I re-watched Lady in the Water the other day, just to make sure that it was as ridiculous as I remembered. I was vindicated, but also filled with hope for his follow-up. Surely it was a single slip up, and not an indication that he’d lost his way completely?
The Happening is definitely better than Shyamalan’s previous outing, though still less effective than his other films. After the convoluted Lady in the Water, it was nice to return to a much simpler story. The Happening posits a classic science fiction ‘what if’ scenario, and is in fact even more Hitchcockian than Signs. Mark Wahlberg plays the standard Shyamalan hero – softly spoken, unassuming, but strong of character. When an invisible threat leaves the populations of several major cities dead, Elliot (Wahlberg) and his wife Alma (Zooey Deschanel) pack up and take the next train out of the town, together with their friend Julian (John Leguizamo) and his daughter Jess (Ashlyn Sanchez). Strangely enough, Deschanel’s performance feels a little stilted. This is the first time I haven’t been impressed with her, which makes me think that it’s the screenplay or the direction that’s at fault. Leguizamo fares better, and whilst Wahlberg is effective, he’s not as memorable as Bruce Willis in The Sixth Sense or Mel Gibson in Signs.
Frustratingly, it’s easy to see how The Happening could have been perfect. I’m probably making excuses for the man, but I get the feeling that the powers that be had him on a tight leash this time around, which would explain several expository snippets of dialogue which feel like they were added during post-production. The film would have been better off without such assertions – it’s not in the least bit complicated anyway.
The Happening is much more of a straight horror film than his other works, and he hasn’t been this graphic or gruesome since The Sixth Sense. In this way it’s easy to see how it could have been well received by a wider audience than his more recent films. Shyamalan’s visual style is still present, though not as apparent as usual. There are a several long tracking shots that comprise some of the film’s best moments, proving that you can scare people without resorting to hyperactive editing.
Overall, it seems clear that this film would have been better if Shyamalan had perhaps taken on another writer. Since he always produces and directs anyway, he wouldn’t really have been relinquishing too much control.
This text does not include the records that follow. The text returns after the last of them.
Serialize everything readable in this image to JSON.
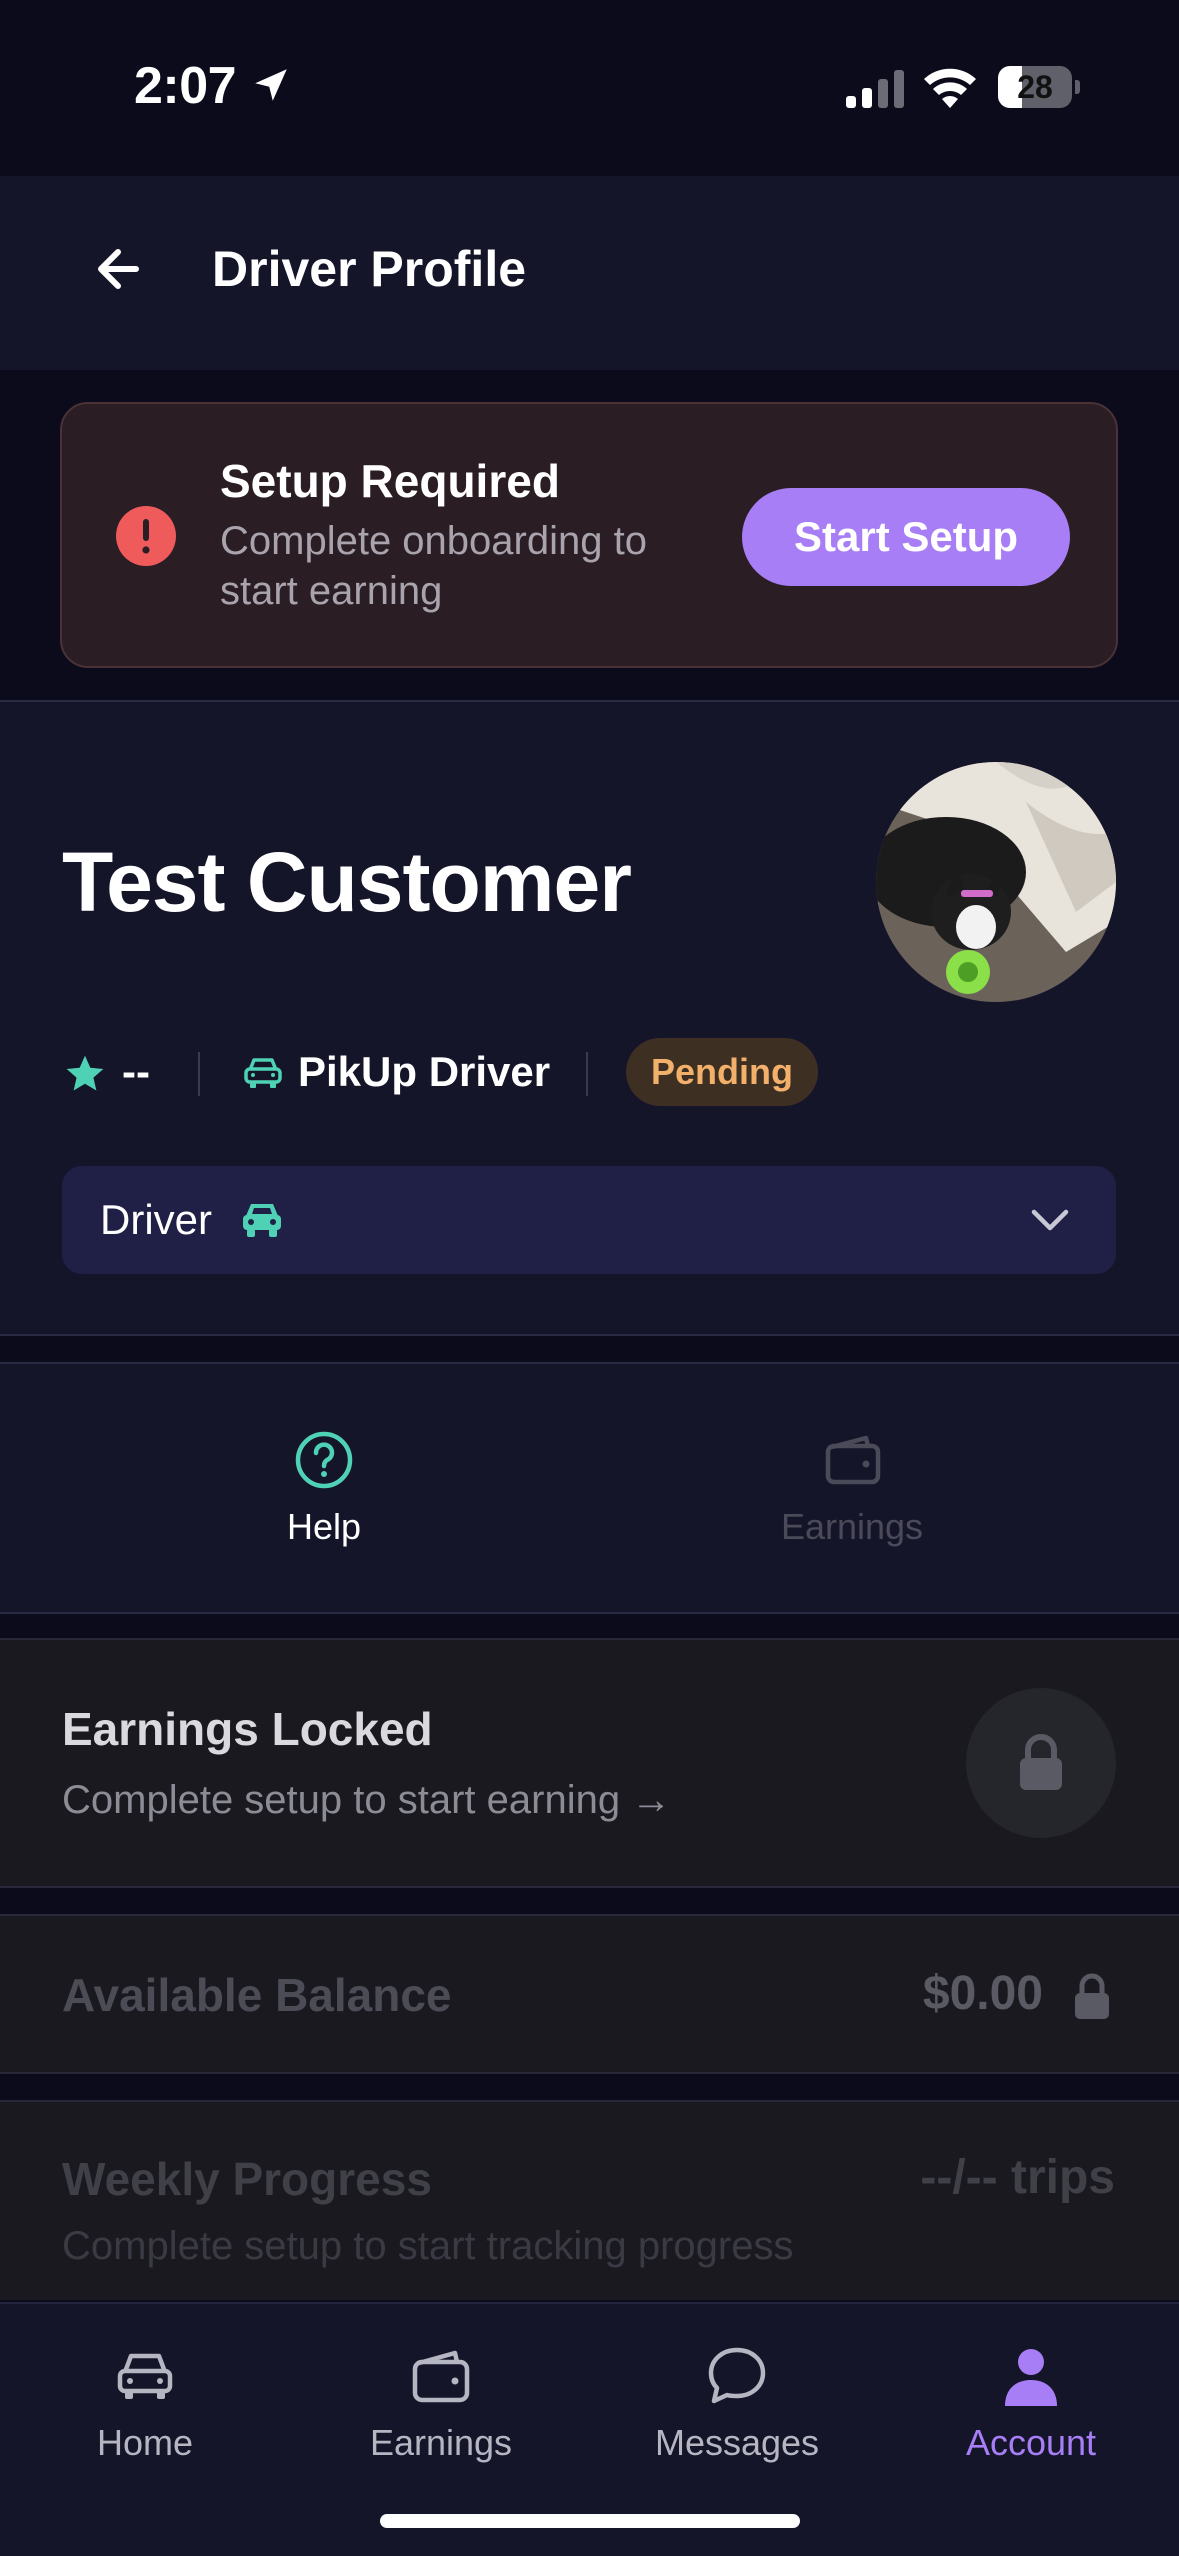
{
  "status_bar": {
    "time": "2:07",
    "battery": "28"
  },
  "header": {
    "title": "Driver Profile"
  },
  "setup_banner": {
    "title": "Setup Required",
    "description": "Complete onboarding to start earning",
    "button_label": "Start Setup"
  },
  "profile": {
    "name": "Test Customer",
    "rating": "--",
    "role_label": "PikUp Driver",
    "status_badge": "Pending",
    "role_select_value": "Driver"
  },
  "actions": [
    {
      "label": "Help",
      "icon": "help-circle-icon",
      "enabled": true
    },
    {
      "label": "Earnings",
      "icon": "wallet-icon",
      "enabled": false
    }
  ],
  "earnings_locked": {
    "title": "Earnings Locked",
    "description": "Complete setup to start earning →"
  },
  "balance": {
    "label": "Available Balance",
    "value": "$0.00"
  },
  "weekly_progress": {
    "label": "Weekly Progress",
    "value": "--/-- trips",
    "description": "Complete setup to start tracking progress"
  },
  "tabs": [
    {
      "label": "Home",
      "icon": "car-icon",
      "active": false
    },
    {
      "label": "Earnings",
      "icon": "wallet-icon",
      "active": false
    },
    {
      "label": "Messages",
      "icon": "chat-bubble-icon",
      "active": false
    },
    {
      "label": "Account",
      "icon": "person-icon",
      "active": true
    }
  ],
  "colors": {
    "accent": "#a77ef5",
    "teal": "#4fd1b5",
    "pending": "#f3b06a",
    "alert": "#ef5b5b",
    "background": "#0b0b1c"
  }
}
The film needed just a little bit more – some better dialogue and exposition excision. As it stands, The Happening is a good horror/sci-fi flick, but lacks the power of his best work.Rating: